My guest this Monday is my dear Sis separated at birth, author JoAnn Durgin. I hope you enjoy her memories of her Granny.
Granny...by JoAnn Durgin
When my dear friend, Christine (the “Irish sis” of my heart from whom I was separated at birth) asked me to write about something other than writing, I jumped at the chance. As much as writing fiction is a driving passion at this stage of my life, I adore the opportunity to occasionally write about my “real life.”
Of course, many of my experiences have eventually found their way into a book. As such, I believe they lend a certain depth of realism that resonates with the reader. Both good and bad, bittersweet or joyous, my unique memories have shaped me into the woman I am today. I’d like to share with you some memories of my Granny, my Dad’s mother.
I am independent like Granny. My daughter, Chelsea, resembles her physically and I can see my grandmother in my daughter’s smile. Granny taught me to be strong in the face of adversity and follow my dreams. I like to think I inherited some of her creativity and sense of humor, as well as her positivity and optimism.
When I was three, my parents divorced—a still rather uncommon event at that time. As she tells it, my mom was tired of my Dad’s “ridiculous dreams,” including his elaborate plans to build a bomb shelter in the midst of the Cuban Missile Crisis and his proclivity to chain smoke cigarettes. In some ways, I’m not sure he knew how to be a father. But in the quiet ways, he showed us he loved us by building things with his hands, including an elaborate dollhouse for me, complete with working electricity and chandeliers hand-beaded by Granny.

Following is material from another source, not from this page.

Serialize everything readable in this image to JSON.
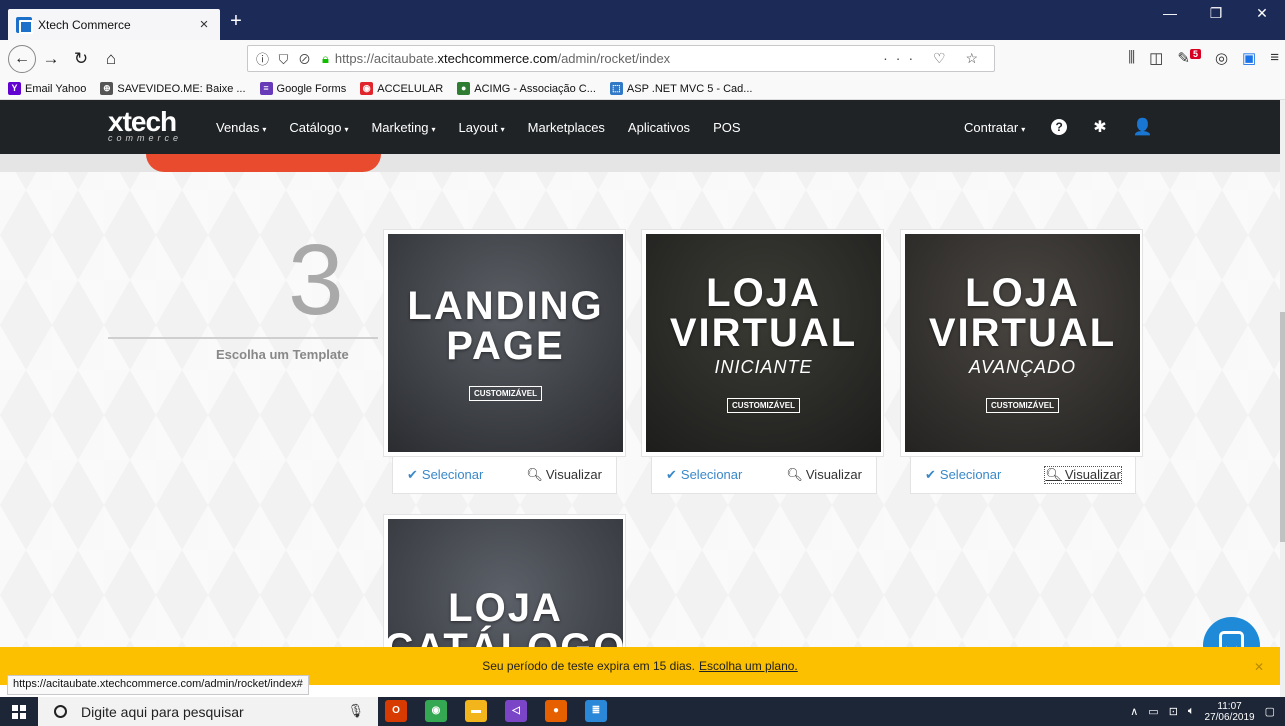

After they divorced, Daddy picked up my older brother and me on alternate weekends and he’d take us to visit Granny (with whom he lived at the time) a few miles away. She lived in an old but well-maintained two-story white house on Utica Pike, a narrow, two-lane road and homes with long, gravel driveways and sweeping front yards dotted with large weeping willow and gorgeous mimosa trees.
We’d bake apple pies with fruit we picked in the backyard, string pearls, sip iced tea on the screened-in summer porch. My brother and I played with some of the same toys that belonged to my dad and his two brothers—antique toy soldiers probably worth a small fortune today.
We listened to her stories of our grandfather’s and father’s respective stints in the Army and heard many a tale about the great flood of ’37 (the “big one” that destroyed their favorite puppet show theatre). Stories of when the Ohio River froze over and they could slip and slide from Indiana to Kentucky. Tales of the Happy Hunting Grounds, her term for Heaven.
Granny smelled of peppermints and Jungle Gardenia. She wore handknitted dresses she made with her increasingly arthritic hands. And she had a stole made from a real fox—head included—that scared us to death.
Some of my sweetest memories are sitting in her front yard, cheering on the Belle of Louisville steamboat as it raced Cincinnati’s Delta Queen on the Ohio River in late April, a week or two before the Kentucky Derby each year. When I was seven, Granny took me to the National Doll Club Convention, held in Louisville that year. I’ll admit I was embarrassed to be dressed up like a doll. Even had a write-up in the local newspaper, “Living Doll Attends Doll Show” featuring a photo of me in the dress she made and my doll with a matching outfit. I’ll never forget the pride in Granny’s voice as she introduced me to her doll club collector friends and bragged about how talented and special I was.
She believed in me, and I’ll never forget that.
By this time, Daddy had remarried and, for various reasons, there was a period of time when we didn’t see him—or Granny—as much. Before I knew it, I’d graduated from high school and then college and moved to Dallas, independent and ready to greet the world and make my mark.
I saw Granny every time I came home for the holidays and she was spunky and active as ever although she’d finally moved into a retirement center. She was born for a place like that.
When she started painting in her 70s or thereabouts, she called herself a “Grandma Moses wannabe.” Granny lived the type of life all of us would wish—rich and full with laughter, faith, family and friends. She had a heart attack at 82, and the Lord kept her around long enough to gather her three boys beside her to tell them she loved them before she made the leap into the Happy Hunting Grounds and onto the next adventure.
Yes, Granny had a very strong influence on the woman I am today, the mother I am today and yes, the writer I am today. If you’ve read my debut novel, Awakening, you might recognize my heroine Lexa’s grandmother, Nana, down to the details of stringing pearls and sipping tea on the summer porch. And yes, even a mention of the Happy Hunting Grounds. She taught me that—with the Lord’s help—I could do whatever I wanted. Dream big. And so I did.
I trust you have a “Granny” in your life, whether in cherished memories or beside you to hold your hand and help you see the best in people and life’s situations, both good and bad.
Sleep well, Granny. I love you dearly, and I’ll see you again one day.
Blessings, friends. Matthew 5:16